+++ Provided data +++

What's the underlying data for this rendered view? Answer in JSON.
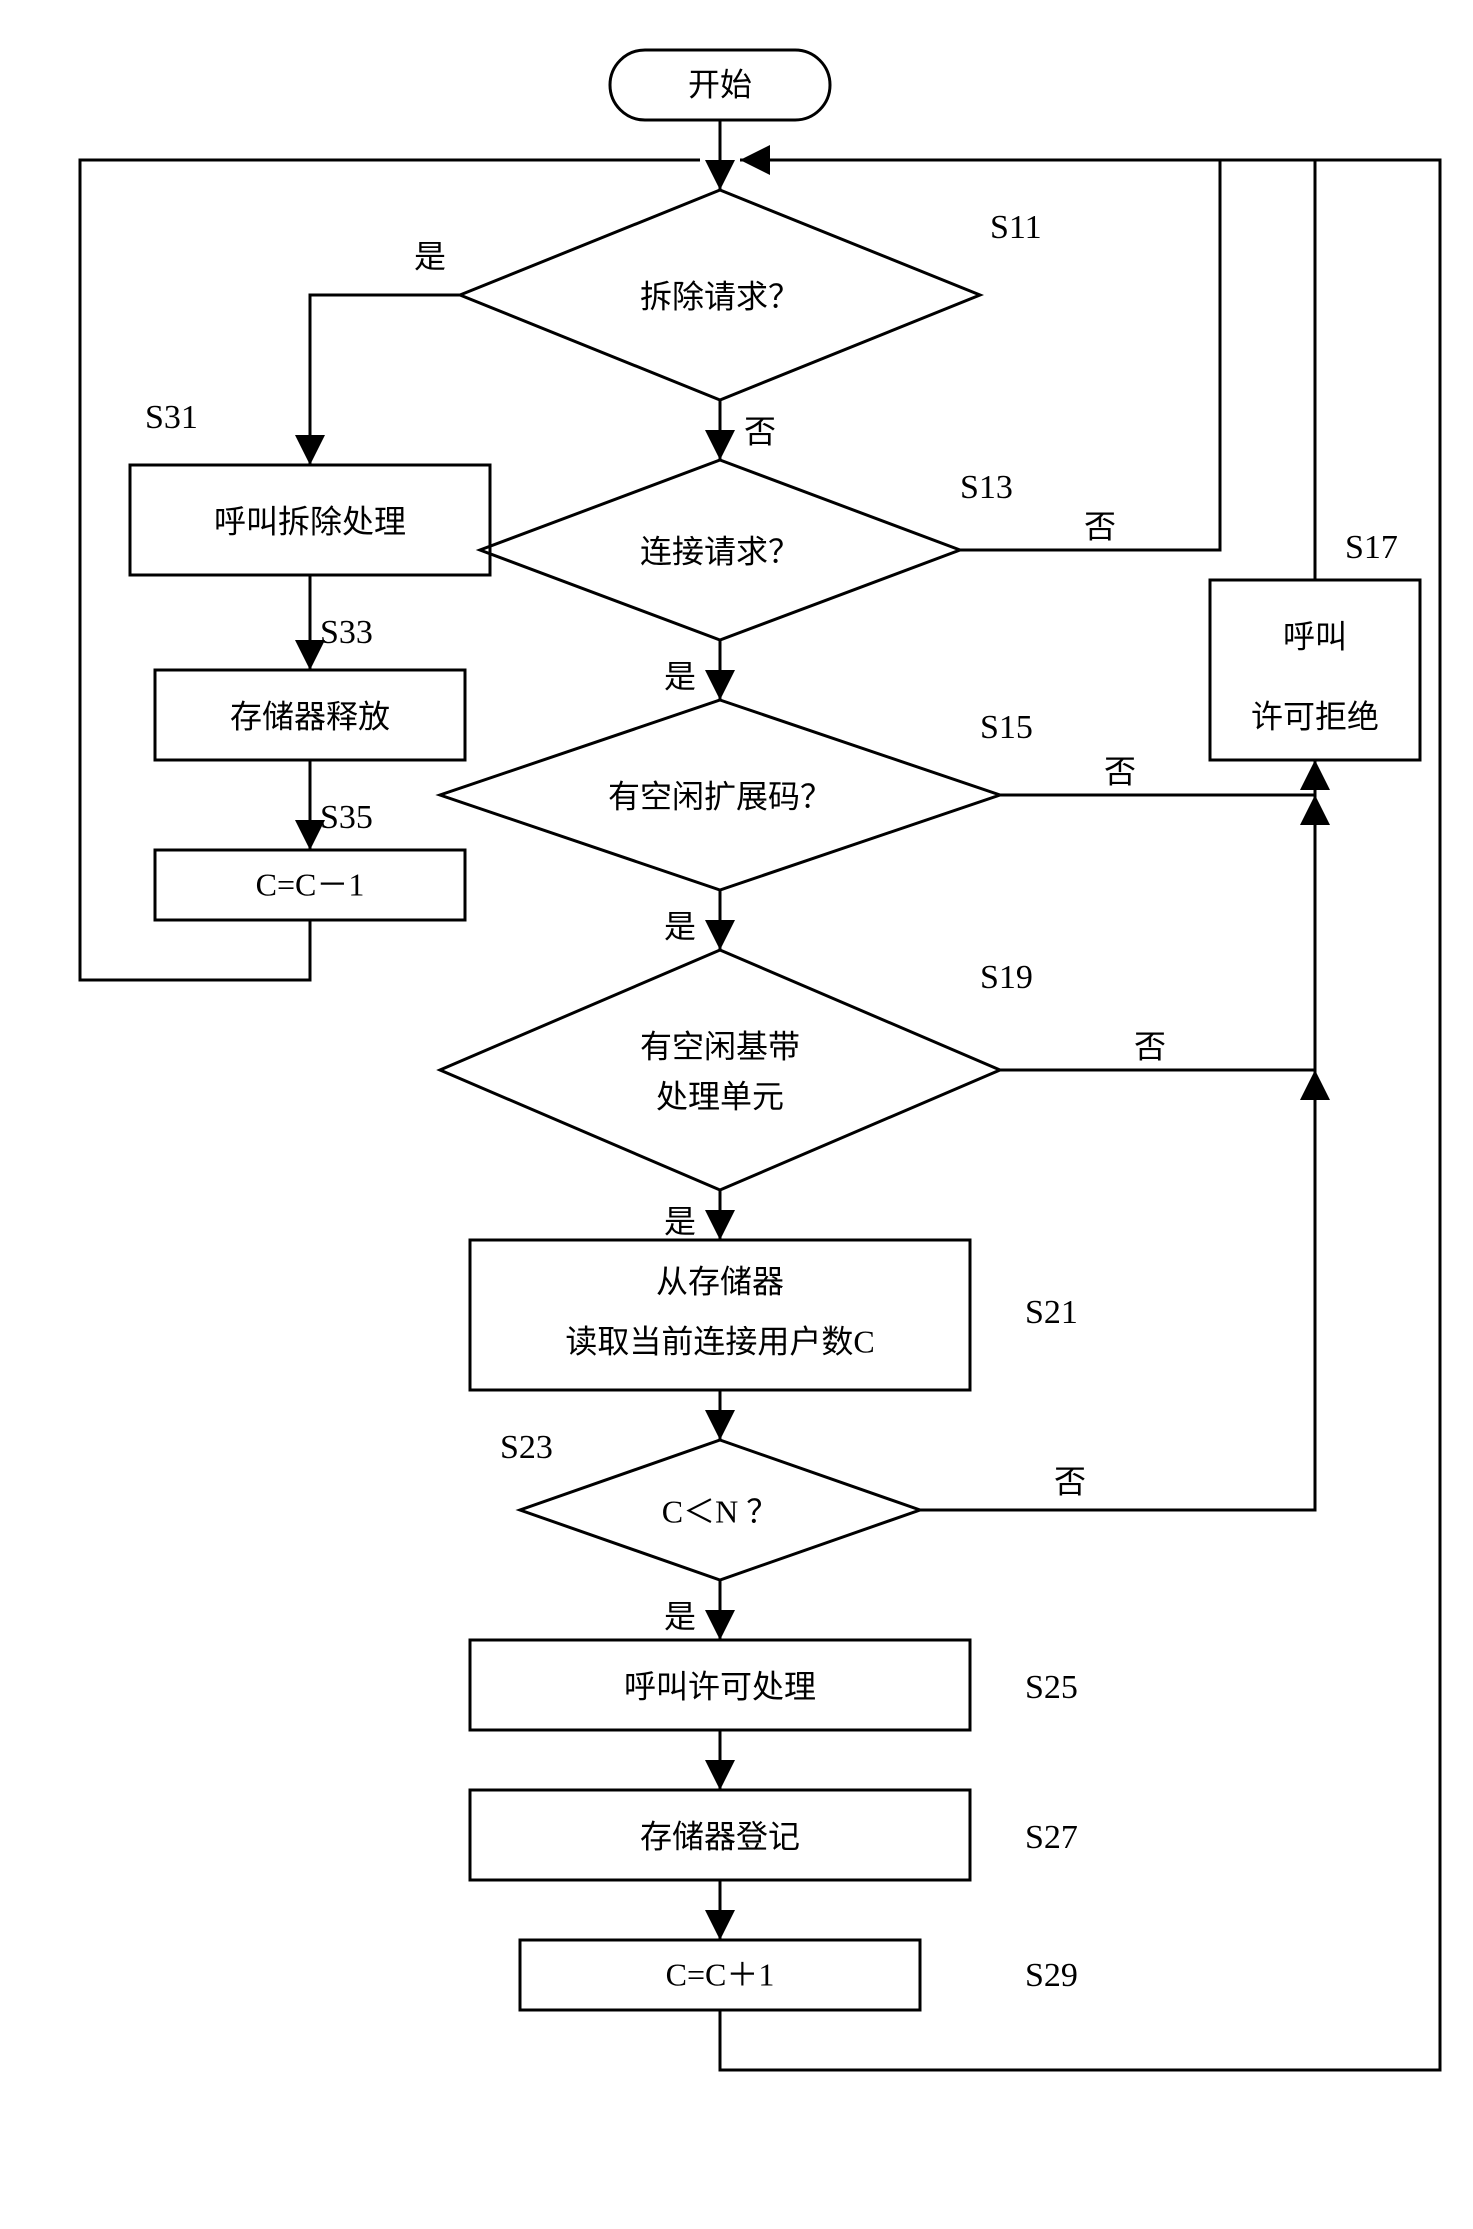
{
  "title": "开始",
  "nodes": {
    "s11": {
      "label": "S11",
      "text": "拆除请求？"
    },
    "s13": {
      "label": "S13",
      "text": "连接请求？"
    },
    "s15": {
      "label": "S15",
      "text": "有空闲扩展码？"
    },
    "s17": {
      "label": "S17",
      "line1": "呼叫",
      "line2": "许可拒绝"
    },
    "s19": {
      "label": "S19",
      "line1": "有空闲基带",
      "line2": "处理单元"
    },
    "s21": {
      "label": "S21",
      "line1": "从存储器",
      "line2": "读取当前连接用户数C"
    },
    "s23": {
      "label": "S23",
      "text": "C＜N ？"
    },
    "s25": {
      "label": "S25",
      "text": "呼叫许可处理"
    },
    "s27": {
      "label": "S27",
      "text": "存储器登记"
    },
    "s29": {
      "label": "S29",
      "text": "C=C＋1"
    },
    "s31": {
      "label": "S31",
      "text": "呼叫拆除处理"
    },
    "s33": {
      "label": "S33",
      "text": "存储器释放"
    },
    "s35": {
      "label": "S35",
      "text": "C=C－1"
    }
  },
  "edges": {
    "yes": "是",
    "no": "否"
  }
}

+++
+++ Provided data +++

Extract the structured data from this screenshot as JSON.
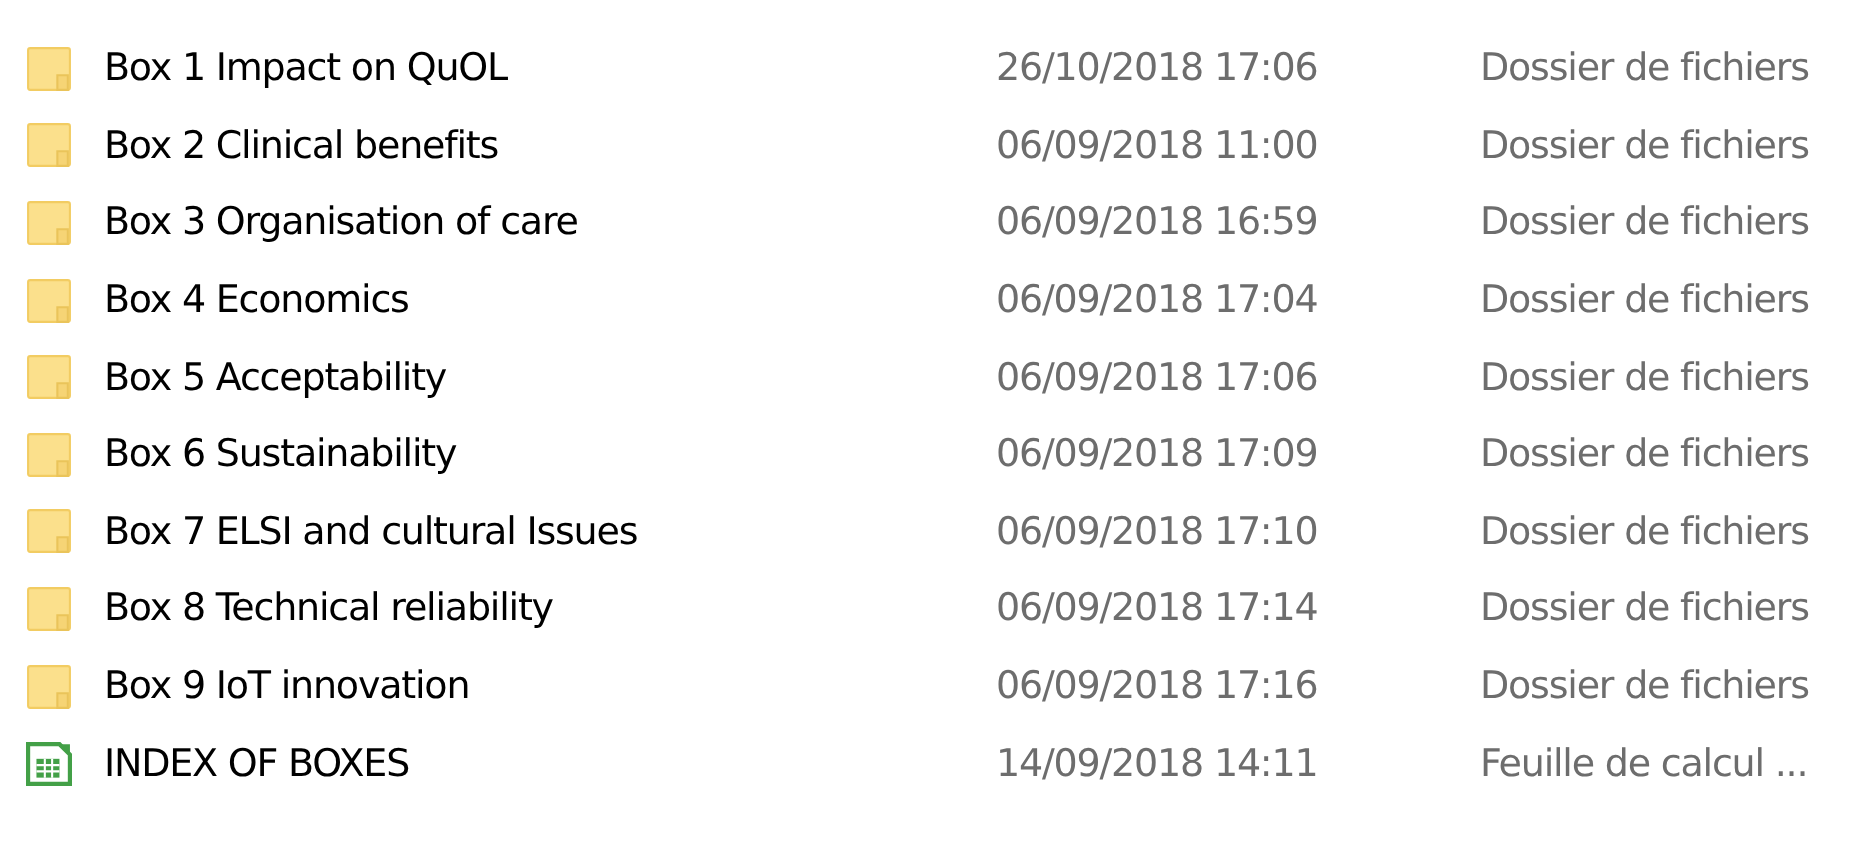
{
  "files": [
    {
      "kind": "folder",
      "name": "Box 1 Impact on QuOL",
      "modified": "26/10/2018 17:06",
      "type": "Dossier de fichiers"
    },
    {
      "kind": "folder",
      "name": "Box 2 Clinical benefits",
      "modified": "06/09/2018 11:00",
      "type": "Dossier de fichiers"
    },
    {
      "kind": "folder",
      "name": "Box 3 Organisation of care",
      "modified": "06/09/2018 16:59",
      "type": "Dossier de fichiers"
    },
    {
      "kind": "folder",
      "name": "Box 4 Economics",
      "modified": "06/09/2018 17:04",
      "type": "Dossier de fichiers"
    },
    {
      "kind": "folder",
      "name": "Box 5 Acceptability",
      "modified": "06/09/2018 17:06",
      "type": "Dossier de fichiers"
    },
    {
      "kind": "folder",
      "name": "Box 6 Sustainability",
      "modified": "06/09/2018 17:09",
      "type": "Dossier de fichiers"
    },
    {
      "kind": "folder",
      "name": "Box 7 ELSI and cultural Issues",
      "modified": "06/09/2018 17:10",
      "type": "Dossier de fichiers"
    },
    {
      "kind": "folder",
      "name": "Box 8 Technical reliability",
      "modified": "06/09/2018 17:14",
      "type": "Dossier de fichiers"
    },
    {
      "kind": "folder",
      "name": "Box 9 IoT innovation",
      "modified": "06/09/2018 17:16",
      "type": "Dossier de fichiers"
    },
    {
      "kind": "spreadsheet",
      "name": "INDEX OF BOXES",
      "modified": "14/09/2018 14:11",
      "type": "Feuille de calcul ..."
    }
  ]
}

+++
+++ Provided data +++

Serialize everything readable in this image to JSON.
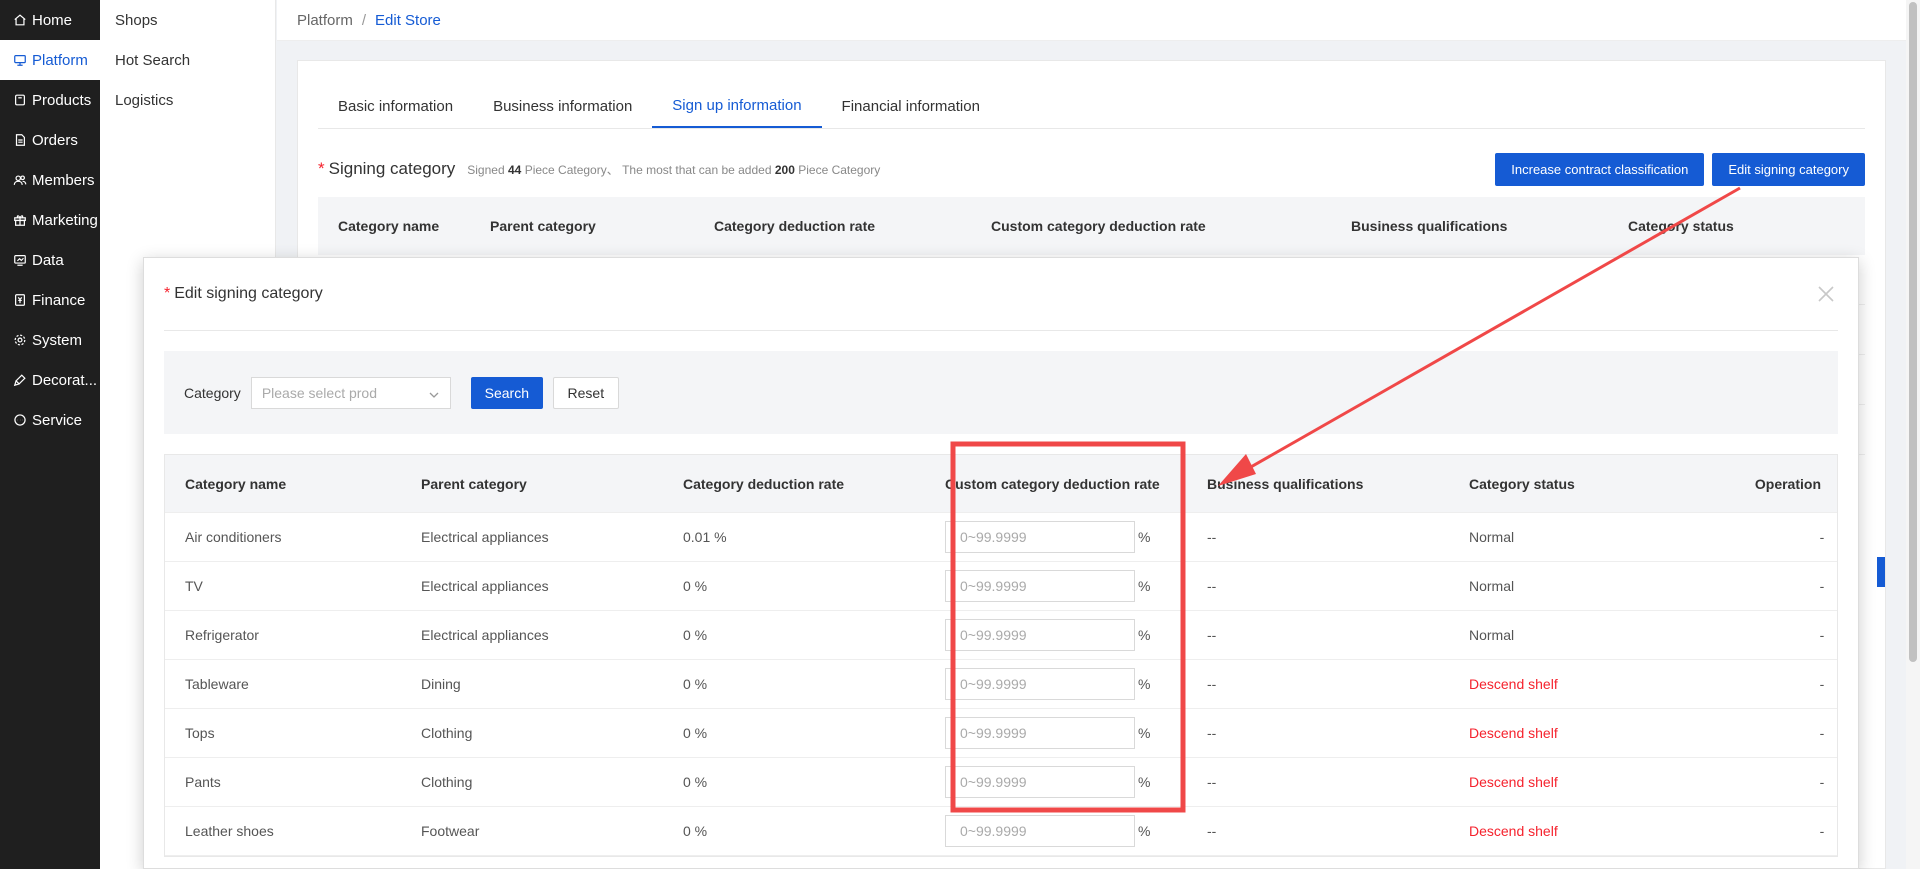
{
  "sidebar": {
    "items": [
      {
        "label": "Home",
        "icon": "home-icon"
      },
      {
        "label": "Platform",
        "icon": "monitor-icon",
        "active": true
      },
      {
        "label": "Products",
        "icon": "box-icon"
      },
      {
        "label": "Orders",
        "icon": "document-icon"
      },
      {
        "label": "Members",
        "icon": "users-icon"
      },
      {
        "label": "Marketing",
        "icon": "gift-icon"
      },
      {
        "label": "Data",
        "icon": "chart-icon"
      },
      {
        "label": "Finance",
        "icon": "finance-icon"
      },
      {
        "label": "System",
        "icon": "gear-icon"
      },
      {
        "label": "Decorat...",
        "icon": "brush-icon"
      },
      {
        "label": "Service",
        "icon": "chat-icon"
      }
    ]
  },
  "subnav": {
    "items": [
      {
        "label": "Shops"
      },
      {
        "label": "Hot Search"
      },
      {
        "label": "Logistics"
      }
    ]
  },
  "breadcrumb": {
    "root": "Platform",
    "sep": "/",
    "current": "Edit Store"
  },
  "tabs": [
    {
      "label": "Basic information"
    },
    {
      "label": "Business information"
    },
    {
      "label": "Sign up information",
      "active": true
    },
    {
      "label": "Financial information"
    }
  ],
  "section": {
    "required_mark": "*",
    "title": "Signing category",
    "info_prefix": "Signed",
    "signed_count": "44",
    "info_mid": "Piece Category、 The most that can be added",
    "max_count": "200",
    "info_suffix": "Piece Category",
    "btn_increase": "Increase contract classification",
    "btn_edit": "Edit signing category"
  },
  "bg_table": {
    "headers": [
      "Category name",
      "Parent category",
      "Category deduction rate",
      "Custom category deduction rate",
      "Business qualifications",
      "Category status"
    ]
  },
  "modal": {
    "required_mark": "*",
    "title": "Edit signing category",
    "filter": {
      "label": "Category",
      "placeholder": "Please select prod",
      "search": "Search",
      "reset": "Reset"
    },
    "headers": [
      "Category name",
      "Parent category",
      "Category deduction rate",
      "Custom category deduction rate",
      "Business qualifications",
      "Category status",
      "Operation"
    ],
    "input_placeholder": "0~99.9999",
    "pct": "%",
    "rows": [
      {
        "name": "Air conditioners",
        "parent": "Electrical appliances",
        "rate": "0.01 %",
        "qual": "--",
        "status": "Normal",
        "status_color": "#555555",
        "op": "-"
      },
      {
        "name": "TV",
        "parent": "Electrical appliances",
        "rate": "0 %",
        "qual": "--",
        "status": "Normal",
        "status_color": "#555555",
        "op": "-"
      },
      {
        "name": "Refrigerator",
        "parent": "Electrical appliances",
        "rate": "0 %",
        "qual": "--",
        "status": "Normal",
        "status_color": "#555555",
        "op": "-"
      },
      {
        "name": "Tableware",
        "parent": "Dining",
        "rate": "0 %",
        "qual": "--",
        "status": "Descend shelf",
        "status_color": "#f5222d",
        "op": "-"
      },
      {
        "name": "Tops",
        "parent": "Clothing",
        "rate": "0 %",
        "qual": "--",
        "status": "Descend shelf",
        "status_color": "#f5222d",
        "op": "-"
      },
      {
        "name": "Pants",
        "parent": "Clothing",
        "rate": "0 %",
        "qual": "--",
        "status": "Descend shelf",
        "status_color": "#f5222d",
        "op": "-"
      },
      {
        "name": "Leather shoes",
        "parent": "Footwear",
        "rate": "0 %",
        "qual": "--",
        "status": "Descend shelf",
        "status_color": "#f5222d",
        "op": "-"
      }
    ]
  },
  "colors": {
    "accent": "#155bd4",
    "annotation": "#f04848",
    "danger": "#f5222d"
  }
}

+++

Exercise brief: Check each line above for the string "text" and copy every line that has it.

Exercise result:
      "text": "拆除请求？"
      "text": "连接请求？"
      "text": "有空闲扩展码？"
      "text": "C＜N ？"
      "text": "呼叫许可处理"
      "text": "存储器登记"
      "text": "C=C＋1"
      "text": "呼叫拆除处理"
      "text": "存储器释放"
      "text": "C=C－1"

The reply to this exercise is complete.